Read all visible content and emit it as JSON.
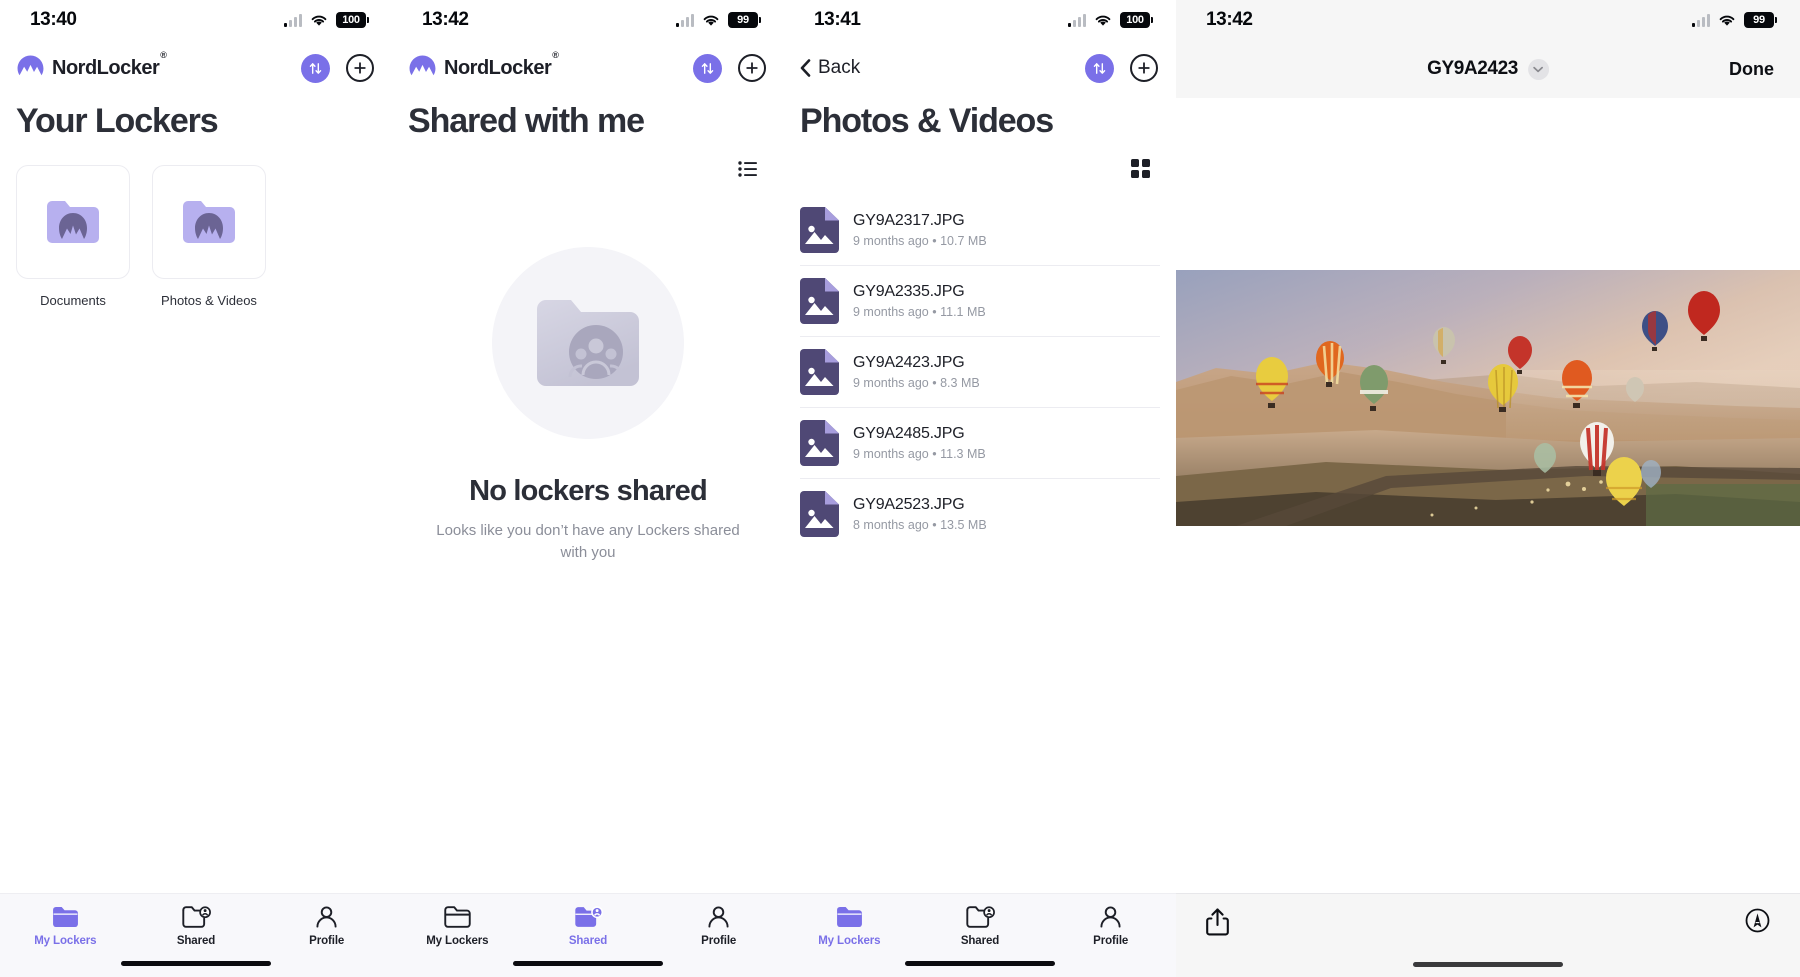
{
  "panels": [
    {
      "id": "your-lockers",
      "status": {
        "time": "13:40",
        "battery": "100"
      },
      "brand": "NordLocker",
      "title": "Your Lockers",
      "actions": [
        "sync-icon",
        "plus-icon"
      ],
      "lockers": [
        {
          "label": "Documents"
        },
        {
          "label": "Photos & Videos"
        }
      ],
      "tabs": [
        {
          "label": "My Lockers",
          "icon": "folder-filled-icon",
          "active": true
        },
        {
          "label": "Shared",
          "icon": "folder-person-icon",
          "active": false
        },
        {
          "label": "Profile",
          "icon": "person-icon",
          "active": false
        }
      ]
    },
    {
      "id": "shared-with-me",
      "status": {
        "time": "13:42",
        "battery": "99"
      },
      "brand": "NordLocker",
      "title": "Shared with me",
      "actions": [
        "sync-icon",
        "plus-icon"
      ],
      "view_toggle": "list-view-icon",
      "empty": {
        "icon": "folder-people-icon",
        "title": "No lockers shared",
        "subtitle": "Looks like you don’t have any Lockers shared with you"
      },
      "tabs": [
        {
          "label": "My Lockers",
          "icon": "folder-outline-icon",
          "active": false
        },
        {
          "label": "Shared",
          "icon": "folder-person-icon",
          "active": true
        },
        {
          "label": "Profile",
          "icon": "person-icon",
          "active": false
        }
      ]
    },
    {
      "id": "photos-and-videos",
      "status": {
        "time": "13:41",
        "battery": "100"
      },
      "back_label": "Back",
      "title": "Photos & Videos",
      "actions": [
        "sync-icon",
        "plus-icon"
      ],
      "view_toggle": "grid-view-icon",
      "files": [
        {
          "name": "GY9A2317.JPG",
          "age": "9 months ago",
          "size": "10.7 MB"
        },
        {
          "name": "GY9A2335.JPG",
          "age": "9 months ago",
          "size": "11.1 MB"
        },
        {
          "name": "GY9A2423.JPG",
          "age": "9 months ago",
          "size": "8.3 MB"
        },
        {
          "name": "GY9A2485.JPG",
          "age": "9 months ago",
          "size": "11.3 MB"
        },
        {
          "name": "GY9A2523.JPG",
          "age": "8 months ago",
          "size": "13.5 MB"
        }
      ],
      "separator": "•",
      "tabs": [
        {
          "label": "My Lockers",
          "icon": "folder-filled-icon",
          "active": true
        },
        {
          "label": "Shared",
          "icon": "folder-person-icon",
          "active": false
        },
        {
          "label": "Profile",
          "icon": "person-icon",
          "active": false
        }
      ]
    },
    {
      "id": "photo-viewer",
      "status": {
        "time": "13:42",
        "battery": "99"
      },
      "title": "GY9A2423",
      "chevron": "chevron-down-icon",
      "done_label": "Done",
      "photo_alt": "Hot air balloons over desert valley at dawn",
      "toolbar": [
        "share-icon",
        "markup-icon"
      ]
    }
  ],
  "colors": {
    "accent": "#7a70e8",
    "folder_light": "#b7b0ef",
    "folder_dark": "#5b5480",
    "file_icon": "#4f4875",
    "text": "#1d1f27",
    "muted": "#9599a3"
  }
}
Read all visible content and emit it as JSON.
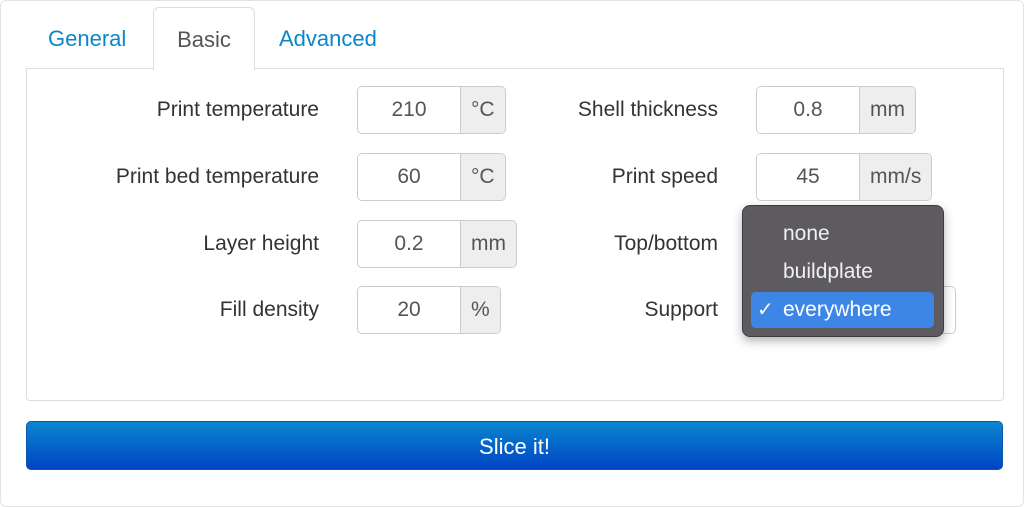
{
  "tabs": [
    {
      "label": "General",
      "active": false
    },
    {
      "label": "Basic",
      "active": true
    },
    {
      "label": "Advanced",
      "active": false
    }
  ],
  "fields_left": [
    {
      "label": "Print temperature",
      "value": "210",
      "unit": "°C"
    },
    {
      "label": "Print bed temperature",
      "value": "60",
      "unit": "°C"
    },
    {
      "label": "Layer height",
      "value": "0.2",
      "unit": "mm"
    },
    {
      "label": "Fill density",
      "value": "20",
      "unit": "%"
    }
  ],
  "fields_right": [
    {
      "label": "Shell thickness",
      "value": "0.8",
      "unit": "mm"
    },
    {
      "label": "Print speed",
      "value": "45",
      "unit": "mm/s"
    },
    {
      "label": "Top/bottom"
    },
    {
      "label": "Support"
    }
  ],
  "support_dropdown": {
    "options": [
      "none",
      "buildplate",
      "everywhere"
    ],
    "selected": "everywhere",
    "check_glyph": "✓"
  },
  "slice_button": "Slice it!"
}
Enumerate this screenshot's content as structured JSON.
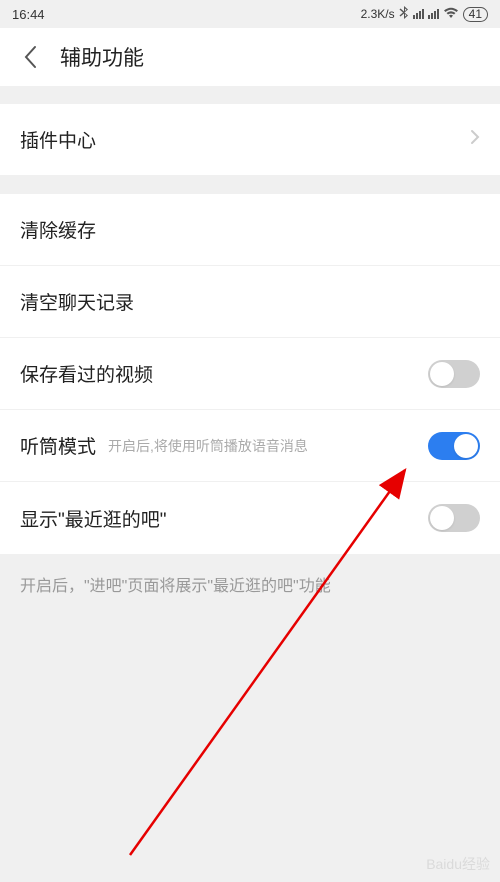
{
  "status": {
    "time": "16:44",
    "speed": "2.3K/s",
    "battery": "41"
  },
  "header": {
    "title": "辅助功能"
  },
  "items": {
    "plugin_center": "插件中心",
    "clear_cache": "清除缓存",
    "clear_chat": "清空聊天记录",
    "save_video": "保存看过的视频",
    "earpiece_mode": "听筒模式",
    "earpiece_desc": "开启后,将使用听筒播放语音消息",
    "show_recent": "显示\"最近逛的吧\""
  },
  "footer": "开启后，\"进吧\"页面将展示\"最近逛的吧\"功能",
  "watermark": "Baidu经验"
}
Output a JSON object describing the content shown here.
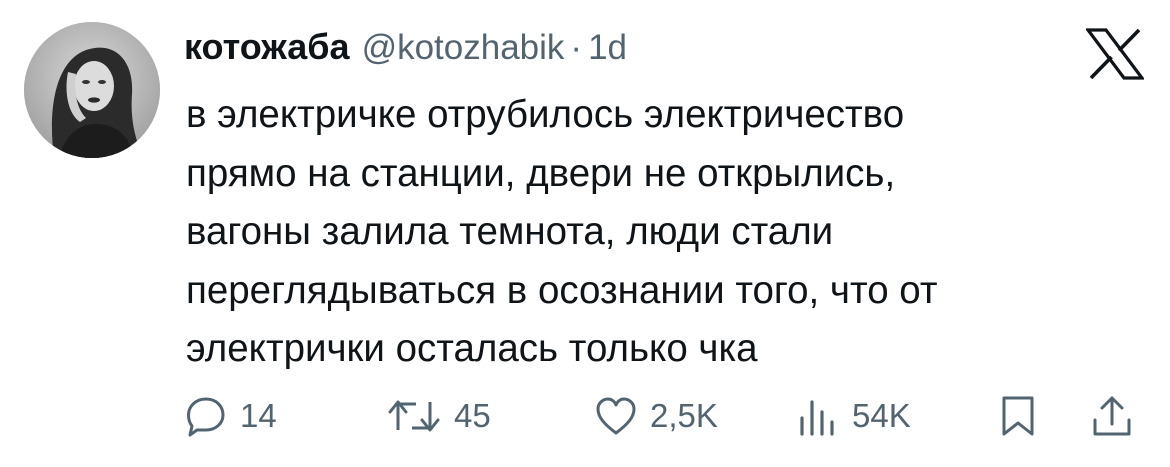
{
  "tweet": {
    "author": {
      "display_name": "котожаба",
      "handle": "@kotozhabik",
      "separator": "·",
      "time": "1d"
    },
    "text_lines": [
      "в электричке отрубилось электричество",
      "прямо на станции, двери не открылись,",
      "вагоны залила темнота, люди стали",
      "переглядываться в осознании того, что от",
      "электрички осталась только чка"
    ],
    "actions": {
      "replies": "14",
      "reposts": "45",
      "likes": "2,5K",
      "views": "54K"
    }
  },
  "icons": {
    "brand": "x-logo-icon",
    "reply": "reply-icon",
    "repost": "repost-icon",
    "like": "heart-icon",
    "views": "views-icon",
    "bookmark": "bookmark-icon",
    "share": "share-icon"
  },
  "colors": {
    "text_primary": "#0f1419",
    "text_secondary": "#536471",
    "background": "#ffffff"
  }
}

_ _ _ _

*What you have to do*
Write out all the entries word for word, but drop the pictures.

*Exercise result*
Read all visible content and emit it as JSON.
{
  "panels": [
    {
      "id": "your-lockers",
      "status": {
        "time": "13:40",
        "battery": "100"
      },
      "brand": "NordLocker",
      "title": "Your Lockers",
      "actions": [
        "sync-icon",
        "plus-icon"
      ],
      "lockers": [
        {
          "label": "Documents"
        },
        {
          "label": "Photos & Videos"
        }
      ],
      "tabs": [
        {
          "label": "My Lockers",
          "icon": "folder-filled-icon",
          "active": true
        },
        {
          "label": "Shared",
          "icon": "folder-person-icon",
          "active": false
        },
        {
          "label": "Profile",
          "icon": "person-icon",
          "active": false
        }
      ]
    },
    {
      "id": "shared-with-me",
      "status": {
        "time": "13:42",
        "battery": "99"
      },
      "brand": "NordLocker",
      "title": "Shared with me",
      "actions": [
        "sync-icon",
        "plus-icon"
      ],
      "view_toggle": "list-view-icon",
      "empty": {
        "icon": "folder-people-icon",
        "title": "No lockers shared",
        "subtitle": "Looks like you don’t have any Lockers shared with you"
      },
      "tabs": [
        {
          "label": "My Lockers",
          "icon": "folder-outline-icon",
          "active": false
        },
        {
          "label": "Shared",
          "icon": "folder-person-icon",
          "active": true
        },
        {
          "label": "Profile",
          "icon": "person-icon",
          "active": false
        }
      ]
    },
    {
      "id": "photos-and-videos",
      "status": {
        "time": "13:41",
        "battery": "100"
      },
      "back_label": "Back",
      "title": "Photos & Videos",
      "actions": [
        "sync-icon",
        "plus-icon"
      ],
      "view_toggle": "grid-view-icon",
      "files": [
        {
          "name": "GY9A2317.JPG",
          "age": "9 months ago",
          "size": "10.7 MB"
        },
        {
          "name": "GY9A2335.JPG",
          "age": "9 months ago",
          "size": "11.1 MB"
        },
        {
          "name": "GY9A2423.JPG",
          "age": "9 months ago",
          "size": "8.3 MB"
        },
        {
          "name": "GY9A2485.JPG",
          "age": "9 months ago",
          "size": "11.3 MB"
        },
        {
          "name": "GY9A2523.JPG",
          "age": "8 months ago",
          "size": "13.5 MB"
        }
      ],
      "separator": "•",
      "tabs": [
        {
          "label": "My Lockers",
          "icon": "folder-filled-icon",
          "active": true
        },
        {
          "label": "Shared",
          "icon": "folder-person-icon",
          "active": false
        },
        {
          "label": "Profile",
          "icon": "person-icon",
          "active": false
        }
      ]
    },
    {
      "id": "photo-viewer",
      "status": {
        "time": "13:42",
        "battery": "99"
      },
      "title": "GY9A2423",
      "chevron": "chevron-down-icon",
      "done_label": "Done",
      "photo_alt": "Hot air balloons over desert valley at dawn",
      "toolbar": [
        "share-icon",
        "markup-icon"
      ]
    }
  ],
  "colors": {
    "accent": "#7a70e8",
    "folder_light": "#b7b0ef",
    "folder_dark": "#5b5480",
    "file_icon": "#4f4875",
    "text": "#1d1f27",
    "muted": "#9599a3"
  }
}
Read all visible content and emit it as JSON.
{
  "tabs": [
    {
      "label": "General",
      "active": false
    },
    {
      "label": "Basic",
      "active": true
    },
    {
      "label": "Advanced",
      "active": false
    }
  ],
  "fields_left": [
    {
      "label": "Print temperature",
      "value": "210",
      "unit": "°C"
    },
    {
      "label": "Print bed temperature",
      "value": "60",
      "unit": "°C"
    },
    {
      "label": "Layer height",
      "value": "0.2",
      "unit": "mm"
    },
    {
      "label": "Fill density",
      "value": "20",
      "unit": "%"
    }
  ],
  "fields_right": [
    {
      "label": "Shell thickness",
      "value": "0.8",
      "unit": "mm"
    },
    {
      "label": "Print speed",
      "value": "45",
      "unit": "mm/s"
    },
    {
      "label": "Top/bottom"
    },
    {
      "label": "Support"
    }
  ],
  "support_dropdown": {
    "options": [
      "none",
      "buildplate",
      "everywhere"
    ],
    "selected": "everywhere",
    "check_glyph": "✓"
  },
  "slice_button": "Slice it!"
}
Enumerate this screenshot's content as structured JSON.
{
  "status": {
    "time": "16:44",
    "speed": "2.3K/s",
    "battery": "41"
  },
  "header": {
    "title": "辅助功能"
  },
  "items": {
    "plugin_center": "插件中心",
    "clear_cache": "清除缓存",
    "clear_chat": "清空聊天记录",
    "save_video": "保存看过的视频",
    "earpiece_mode": "听筒模式",
    "earpiece_desc": "开启后,将使用听筒播放语音消息",
    "show_recent": "显示\"最近逛的吧\""
  },
  "footer": "开启后，\"进吧\"页面将展示\"最近逛的吧\"功能",
  "watermark": "Baidu经验"
}
Output a JSON object describing the content shown here.
{
  "tweet": {
    "author": {
      "display_name": "котожаба",
      "handle": "@kotozhabik",
      "separator": "·",
      "time": "1d"
    },
    "text_lines": [
      "в электричке отрубилось электричество",
      "прямо на станции, двери не открылись,",
      "вагоны залила темнота, люди стали",
      "переглядываться в осознании того, что от",
      "электрички осталась только чка"
    ],
    "actions": {
      "replies": "14",
      "reposts": "45",
      "likes": "2,5K",
      "views": "54K"
    }
  },
  "icons": {
    "brand": "x-logo-icon",
    "reply": "reply-icon",
    "repost": "repost-icon",
    "like": "heart-icon",
    "views": "views-icon",
    "bookmark": "bookmark-icon",
    "share": "share-icon"
  },
  "colors": {
    "text_primary": "#0f1419",
    "text_secondary": "#536471",
    "background": "#ffffff"
  }
}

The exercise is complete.